- McCartney M. Will doctor rating sites improve the quality of care? No. BMJ 2009;338:b1033. [Medline]
- Rozenblum R, Bates DW. Patient-centred healthcare, social media and the internet: the perfect storm? BMJ Qual Saf 2013 Mar;22(3):183-186. [CrossRef] [Medline]
- Tello S, Torres MF, Monroe FJ, Segura ER. Application of Facebook "likes" as an indicator of quality in health care in public hospitals: barriers and opportunities in Peru. Am J Med Qual 2013;28(4):358. [CrossRef] [Medline]
- Carneiro HA, Mylonakis E. Google trends: a web-based tool for real-time surveillance of disease outbreaks. Clin Infect Dis 2009 Nov 15;49(10):1557-1564 [FREE Full text] [CrossRef] [Medline]
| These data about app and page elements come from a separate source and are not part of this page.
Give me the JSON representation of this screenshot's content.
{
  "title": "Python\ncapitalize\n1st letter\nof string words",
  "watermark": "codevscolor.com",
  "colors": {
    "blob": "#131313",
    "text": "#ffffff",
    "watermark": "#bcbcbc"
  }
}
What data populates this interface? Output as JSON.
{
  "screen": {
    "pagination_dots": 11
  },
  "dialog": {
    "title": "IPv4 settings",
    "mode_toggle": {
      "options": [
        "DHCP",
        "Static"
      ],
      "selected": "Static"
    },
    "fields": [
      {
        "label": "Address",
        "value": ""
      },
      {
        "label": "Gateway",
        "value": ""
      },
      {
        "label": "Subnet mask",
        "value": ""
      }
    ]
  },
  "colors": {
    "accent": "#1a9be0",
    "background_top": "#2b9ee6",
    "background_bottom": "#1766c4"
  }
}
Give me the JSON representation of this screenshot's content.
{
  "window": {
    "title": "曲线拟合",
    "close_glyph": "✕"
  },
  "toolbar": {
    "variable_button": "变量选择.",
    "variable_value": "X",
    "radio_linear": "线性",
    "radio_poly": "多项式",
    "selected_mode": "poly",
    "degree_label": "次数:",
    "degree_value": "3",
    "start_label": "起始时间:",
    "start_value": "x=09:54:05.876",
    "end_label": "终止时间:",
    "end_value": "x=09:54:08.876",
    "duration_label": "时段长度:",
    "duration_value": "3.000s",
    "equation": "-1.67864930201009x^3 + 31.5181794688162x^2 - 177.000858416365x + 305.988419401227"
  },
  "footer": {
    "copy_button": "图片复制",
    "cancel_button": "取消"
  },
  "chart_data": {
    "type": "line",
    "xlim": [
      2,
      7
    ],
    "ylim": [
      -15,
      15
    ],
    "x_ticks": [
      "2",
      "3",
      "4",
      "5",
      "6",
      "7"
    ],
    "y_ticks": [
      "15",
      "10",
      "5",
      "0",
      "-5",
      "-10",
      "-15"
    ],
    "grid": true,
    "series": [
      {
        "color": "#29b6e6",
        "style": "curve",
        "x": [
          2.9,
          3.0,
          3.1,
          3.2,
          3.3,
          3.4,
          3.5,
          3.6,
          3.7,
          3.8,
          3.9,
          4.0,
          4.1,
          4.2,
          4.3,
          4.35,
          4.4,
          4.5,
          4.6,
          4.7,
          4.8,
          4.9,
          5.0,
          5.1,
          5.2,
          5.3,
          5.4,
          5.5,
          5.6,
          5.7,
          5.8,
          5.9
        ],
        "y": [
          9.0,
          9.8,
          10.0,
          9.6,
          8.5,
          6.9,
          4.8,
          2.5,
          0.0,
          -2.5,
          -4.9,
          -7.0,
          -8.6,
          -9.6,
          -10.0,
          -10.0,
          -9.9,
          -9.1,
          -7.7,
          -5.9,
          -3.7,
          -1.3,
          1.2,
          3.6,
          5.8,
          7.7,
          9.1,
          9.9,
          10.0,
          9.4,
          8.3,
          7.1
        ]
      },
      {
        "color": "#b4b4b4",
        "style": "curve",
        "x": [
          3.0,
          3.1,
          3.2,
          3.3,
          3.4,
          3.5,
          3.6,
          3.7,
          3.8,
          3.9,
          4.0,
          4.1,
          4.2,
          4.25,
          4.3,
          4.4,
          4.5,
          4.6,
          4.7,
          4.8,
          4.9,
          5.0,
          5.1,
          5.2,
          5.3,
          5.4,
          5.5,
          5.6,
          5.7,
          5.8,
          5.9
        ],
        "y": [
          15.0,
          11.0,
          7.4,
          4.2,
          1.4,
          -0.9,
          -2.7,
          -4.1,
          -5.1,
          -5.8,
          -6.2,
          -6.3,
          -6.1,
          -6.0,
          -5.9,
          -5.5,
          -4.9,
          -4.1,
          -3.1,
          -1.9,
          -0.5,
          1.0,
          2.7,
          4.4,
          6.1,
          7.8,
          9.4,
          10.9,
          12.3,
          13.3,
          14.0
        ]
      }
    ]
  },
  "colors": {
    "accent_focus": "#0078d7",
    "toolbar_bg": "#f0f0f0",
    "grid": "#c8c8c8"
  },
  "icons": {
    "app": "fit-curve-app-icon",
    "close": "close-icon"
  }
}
- Greaves F, Ramirez-Cano D, Millett C, Darzi A, Donaldson L. Use of sentiment analysis for capturing patient experience from free-text comments posted online. J Med Internet Res 2013;15(11):e239 [FREE Full text] [CrossRef] [Medline]
- Oranje favoriet in Duitse poll na inmenging GeenStijl. 2010. URL: http://www.nu.nl/internet/2285468/oranje-favoriet-in-duitse-poll-inmenging-geenstijl.html [accessed 2013-09-03] [WebCite Cache]
- Lagu T, Lindenauer PK. Putting the public back in public reporting of health care quality. JAMA 2010 Oct 20;304(15):1711-1712. [CrossRef] [Medline]
- Emmert M, Meier F. An analysis of online evaluations on a physician rating website: evidence from a German public reporting instrument. J Med Internet Res 2013;15(8):e157 [FREE Full text] [CrossRef] [Medline]
|HCAHPS: Hospital Consumer Assessment of Healthcare Providers and Systems|
|MeSH: medical subject headings|
|NHS: National Health Service|
|NWO: Netherlands Organisation for Scientific Research|
|PRS: physician-rating sites|
|ZonMw: The Netherlands Organisation for Health Research and Development|
Edited by G Eysenbach; submitted 14.10.13; peer-reviewed by F Greaves; comments to author 07.01.14; revised version received 17.01.14; accepted 19.01.14; published 20.02.14Copyright
©Lise M Verhoef, Tom H Van de Belt, Lucien JLPG Engelen, Lisette Schoonhoven, Rudolf B Kool. Originally published in the Journal of Medical Internet Research (http://www.jmir.org), 20.02.2014.
This is an open-access article distributed under the terms of the Creative Commons Attribution License (http://creativecommons.org/licenses/by/2.0/), which permits unrestricted use, distribution, and reproduction in any medium, provided the original work, first published in the Journal of Medical Internet Research, is properly cited. The complete bibliographic information, a link to the original publication on http://www.jmir.org/, as well as this copyright and license information must be included.